A Cassville student, Cary J. Hobbs, has graduated from Franklin Technical College in Joplin as a licensed practical nurse. He was among 21 in the class and is now employed in Carroll County Hospital, Berryville, Ar.

— Water Table Dropping Calls For Treating Wells

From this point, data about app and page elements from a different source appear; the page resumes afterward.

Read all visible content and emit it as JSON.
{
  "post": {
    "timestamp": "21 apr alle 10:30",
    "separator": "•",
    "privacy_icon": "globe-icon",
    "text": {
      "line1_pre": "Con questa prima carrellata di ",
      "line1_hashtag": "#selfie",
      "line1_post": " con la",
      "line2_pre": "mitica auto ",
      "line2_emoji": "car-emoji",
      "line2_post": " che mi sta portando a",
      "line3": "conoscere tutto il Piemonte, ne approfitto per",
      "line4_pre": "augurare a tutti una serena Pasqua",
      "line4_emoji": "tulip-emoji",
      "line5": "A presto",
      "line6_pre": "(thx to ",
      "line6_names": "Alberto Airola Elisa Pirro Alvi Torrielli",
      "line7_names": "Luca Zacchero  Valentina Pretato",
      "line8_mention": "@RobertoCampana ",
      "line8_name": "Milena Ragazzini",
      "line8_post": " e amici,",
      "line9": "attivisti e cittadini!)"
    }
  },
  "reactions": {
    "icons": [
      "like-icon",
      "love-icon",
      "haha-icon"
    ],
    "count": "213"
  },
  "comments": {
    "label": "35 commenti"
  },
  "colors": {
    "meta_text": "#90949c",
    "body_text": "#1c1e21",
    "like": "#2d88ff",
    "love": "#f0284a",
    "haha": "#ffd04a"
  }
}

Plans are in the making for Cassville to bid a project this summer to chlorinate the municipal water system in an effort to elimitate odors in the system. Water users in the city continue to experience sulphur smells in the water after two new wells were cut into the system late last year. Mayor Rolland Meador, responding to questions at a city council meeting Monday night, explained officials have investigated the system and found no problems with purity of safe standards, but noting general dropping of water tables could be causing some of the problems. Going to a drawing board, Meador said Cassville’s existing sources of water, three in use at the time of $1.1 million being spent on drilling two new wells and installing towers, probably experienced a lowering of water levels with the addition of new sources in the water supply level. The water table lowering has been developing over a period of years as deep-level sources are tapped and consumption continues on the rise. Meador said Monday that accumulations on existing well walls might be flaking into the system as pumps are lowered, as has been the case in two of the three main wells. Chlorination of the system, expected to eliminate some of the odor problems, would begin after a program is developed and bids are accepted this summer. The mayor said city public works departments had been advised by project engineers and the Missouri Department of Natural Resources that some of the problems being currently experienced, would show improvement as the system is used more. Some problems have resulted after repairs are completed when higher pressure broke old distribution lines and larger lines were installed from the new tower locations. Covering an individual problem, Cassville Senior Housing Authority’s complex on Townsend Street had two representatives at the council session. Truman Baker and Bill Beck were inquiring into water quality at the project. City response to the problem is that the apartments are served on a dead end line with residents among the lowest users of water for the number of people residing in the duplexes. A suggested looping of the water line to create constant flow of water through the system will be investigated. Costs of the project have not been determined.